I am not a member of Rotary so it was quite strange to be in this ethereal building, with the first non-Tuhoe group of people to use the space.
Kirsty took us on a tour of the facilities and explained the decision making behind many aspects of the building. The images below, from the Tuhoe website, outline the iwi's thought process behind the building. We got to see the small library and archive space, cafe (which opens next month), office space, work areas available for use by the public and the main function space at the front of the building. The whare is striking with timber used throughout, always sourced from within a 100 kilometre radius. Te Wharehou is a 'living building' and it was apparent from our visit that this has just as much to do with the people as it does the materials used. Pride and mana radiated with every word Kirsty spoke about her surroundings.
Following dinner, Kirsty spoke about the past, present and future - no mean feat! She acknowledged the timing of our visit, given that this week is the signing of Tuhoe's treaty settlement, as well the Police Commissioner's visit to Ruatoki to apologise for the treatment of members of the public, including children, during the Ruatoki raids of 2007. (It only took 174 and 7 years...) Before visiting the whare I assumed this building was purely for Tuhoe use, but Kirsty took the opportunity to emphasise that it has been built to be used for the good of everyone in the area from knitting groups to youth groups. That's when I started to think about my students and how we could benefit from this wonderful space. The biggest impression I left with was the emphasis Kirsty placed on raising a new generation of positive and optimistic Tuhoe.

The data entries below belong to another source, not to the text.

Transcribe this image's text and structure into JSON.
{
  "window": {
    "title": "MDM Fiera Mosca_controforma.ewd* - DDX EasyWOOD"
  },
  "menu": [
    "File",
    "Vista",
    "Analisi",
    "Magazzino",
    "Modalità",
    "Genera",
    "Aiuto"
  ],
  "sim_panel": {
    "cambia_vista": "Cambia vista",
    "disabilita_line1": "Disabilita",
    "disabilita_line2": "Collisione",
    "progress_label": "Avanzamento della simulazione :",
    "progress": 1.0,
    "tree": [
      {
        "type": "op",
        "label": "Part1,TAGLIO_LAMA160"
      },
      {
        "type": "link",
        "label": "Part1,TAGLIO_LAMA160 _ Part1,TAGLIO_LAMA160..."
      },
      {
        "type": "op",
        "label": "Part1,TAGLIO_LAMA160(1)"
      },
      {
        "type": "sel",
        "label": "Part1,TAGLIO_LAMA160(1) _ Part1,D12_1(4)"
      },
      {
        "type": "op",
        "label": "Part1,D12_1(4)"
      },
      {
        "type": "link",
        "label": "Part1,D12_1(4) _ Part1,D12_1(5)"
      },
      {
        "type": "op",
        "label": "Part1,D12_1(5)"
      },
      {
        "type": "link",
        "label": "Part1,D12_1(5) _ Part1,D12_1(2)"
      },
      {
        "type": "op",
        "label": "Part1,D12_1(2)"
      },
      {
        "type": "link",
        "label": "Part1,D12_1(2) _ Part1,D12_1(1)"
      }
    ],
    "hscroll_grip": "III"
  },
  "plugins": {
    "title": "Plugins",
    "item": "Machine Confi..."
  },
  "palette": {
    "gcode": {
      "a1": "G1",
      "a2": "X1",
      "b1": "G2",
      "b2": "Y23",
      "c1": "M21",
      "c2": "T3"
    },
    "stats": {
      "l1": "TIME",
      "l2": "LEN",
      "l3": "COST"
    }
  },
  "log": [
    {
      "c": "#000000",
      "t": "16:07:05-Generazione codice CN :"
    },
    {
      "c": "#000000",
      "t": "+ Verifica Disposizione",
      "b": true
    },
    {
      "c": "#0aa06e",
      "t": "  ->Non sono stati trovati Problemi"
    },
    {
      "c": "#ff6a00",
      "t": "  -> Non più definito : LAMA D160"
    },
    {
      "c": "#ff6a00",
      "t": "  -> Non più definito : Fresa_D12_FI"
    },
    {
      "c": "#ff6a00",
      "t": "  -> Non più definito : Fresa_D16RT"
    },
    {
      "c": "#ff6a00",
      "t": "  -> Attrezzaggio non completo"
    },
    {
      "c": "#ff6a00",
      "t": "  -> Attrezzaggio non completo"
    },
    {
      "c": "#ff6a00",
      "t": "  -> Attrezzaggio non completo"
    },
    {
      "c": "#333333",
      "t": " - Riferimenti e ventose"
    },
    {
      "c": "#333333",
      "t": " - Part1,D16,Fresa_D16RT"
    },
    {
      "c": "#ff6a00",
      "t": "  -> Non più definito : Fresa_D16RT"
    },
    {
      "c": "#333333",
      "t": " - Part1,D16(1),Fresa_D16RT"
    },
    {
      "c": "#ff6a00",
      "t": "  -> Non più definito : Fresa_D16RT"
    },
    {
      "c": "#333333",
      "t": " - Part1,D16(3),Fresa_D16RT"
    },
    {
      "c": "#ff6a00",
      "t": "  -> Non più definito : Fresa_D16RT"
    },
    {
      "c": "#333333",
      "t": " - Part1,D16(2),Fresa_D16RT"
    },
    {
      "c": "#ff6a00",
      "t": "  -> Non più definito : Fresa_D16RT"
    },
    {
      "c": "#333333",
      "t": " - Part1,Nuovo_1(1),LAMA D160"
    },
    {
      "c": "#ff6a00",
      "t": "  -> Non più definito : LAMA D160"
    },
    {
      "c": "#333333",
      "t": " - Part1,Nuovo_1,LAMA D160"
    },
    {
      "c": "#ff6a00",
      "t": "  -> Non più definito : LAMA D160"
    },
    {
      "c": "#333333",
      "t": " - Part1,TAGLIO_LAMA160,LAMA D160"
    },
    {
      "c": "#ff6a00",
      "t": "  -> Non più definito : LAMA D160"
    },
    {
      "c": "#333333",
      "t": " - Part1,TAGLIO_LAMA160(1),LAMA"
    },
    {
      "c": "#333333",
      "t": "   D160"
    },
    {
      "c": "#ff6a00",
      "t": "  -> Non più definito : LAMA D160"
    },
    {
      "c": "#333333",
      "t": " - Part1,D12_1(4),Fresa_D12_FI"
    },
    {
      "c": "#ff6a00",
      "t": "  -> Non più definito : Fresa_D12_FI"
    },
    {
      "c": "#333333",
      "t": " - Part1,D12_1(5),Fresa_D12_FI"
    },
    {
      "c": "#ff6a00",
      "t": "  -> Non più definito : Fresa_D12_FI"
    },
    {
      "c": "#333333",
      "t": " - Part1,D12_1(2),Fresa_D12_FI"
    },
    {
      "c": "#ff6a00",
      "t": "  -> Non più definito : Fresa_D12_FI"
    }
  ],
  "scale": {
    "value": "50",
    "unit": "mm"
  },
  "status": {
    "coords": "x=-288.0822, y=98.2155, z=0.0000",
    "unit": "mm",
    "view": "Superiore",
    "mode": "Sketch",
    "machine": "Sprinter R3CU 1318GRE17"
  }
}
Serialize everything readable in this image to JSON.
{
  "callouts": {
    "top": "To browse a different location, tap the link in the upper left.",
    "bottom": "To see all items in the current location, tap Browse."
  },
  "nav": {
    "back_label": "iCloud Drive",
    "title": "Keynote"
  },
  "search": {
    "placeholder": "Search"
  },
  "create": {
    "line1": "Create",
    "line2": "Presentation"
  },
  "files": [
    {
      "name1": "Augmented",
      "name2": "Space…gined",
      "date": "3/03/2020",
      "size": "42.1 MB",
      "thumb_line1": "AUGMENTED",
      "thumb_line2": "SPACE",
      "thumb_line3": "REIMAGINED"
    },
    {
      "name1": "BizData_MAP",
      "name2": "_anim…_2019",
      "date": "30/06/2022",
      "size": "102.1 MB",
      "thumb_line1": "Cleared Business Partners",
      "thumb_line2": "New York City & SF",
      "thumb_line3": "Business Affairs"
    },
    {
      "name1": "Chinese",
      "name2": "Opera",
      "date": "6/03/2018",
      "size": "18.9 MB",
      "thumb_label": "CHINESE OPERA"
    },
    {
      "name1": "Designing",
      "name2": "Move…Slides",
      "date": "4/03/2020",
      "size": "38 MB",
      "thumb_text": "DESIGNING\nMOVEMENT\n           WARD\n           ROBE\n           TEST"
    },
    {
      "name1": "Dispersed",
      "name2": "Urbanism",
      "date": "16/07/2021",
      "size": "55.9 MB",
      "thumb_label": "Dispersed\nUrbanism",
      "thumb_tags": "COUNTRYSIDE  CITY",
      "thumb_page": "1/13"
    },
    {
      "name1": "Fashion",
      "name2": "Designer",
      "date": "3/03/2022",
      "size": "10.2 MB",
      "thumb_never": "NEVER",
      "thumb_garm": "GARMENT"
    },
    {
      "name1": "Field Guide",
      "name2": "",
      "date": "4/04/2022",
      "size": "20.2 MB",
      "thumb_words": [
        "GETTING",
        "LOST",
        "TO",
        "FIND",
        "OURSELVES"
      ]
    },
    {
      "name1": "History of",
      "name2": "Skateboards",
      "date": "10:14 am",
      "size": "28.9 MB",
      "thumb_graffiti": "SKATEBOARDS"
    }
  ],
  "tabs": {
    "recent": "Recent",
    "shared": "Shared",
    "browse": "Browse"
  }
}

So, why am I writing about this? Firstly, many students at my school are Tuhoe and I feel I know a lot more about the history of this area after visiting Te Wharehou. Tuhoe are often assumed to be proud, stand-offish and radical. Like with any group of people, it doesn't help to buy into such assumptions. After hearing Kirsty speak, I would not describe her as proud, stand-offish and radical but passionate about Te Urewera, warm and aspirational.
The second reason I am writing about this experience here is to encourage teachers to engage in their students' wider world. We hear this kind of thing a lot, and often it is a challenge to make the time, especially when you are not involved in sport. I know feel like I have made a connection and I am thinking about how I can utilise Te Wharehou o Tuhoe for my students next year. I said 'yes' to this dinner on a whim, not really knowing what it would be all about, and it has turned into a hugely valuable experience for myself and my fellow colleagues who attended. One is a graphics teacher and will now take students to Taneatua so that they can discuss the design of the building. Another runs Gateway and has already contacted Kirsty about a work placement for one of our Y13 students. A third is a Social Studies teacher from another school who intends to re-write a unit that involves looking at Te Wharehou. He would also like to see departments from all around the area create a cross-curricular range of programs that Tuhoe could use with visiting classes. There is the maths in quantity surveying, art in the sculpture, drama to be done in the amphitheater, science in the water treatment facility...
What are some surprising ways that you have connected with your students' world?
Whāia te iti kahurangi ki te tūohu koe me he maunga teitei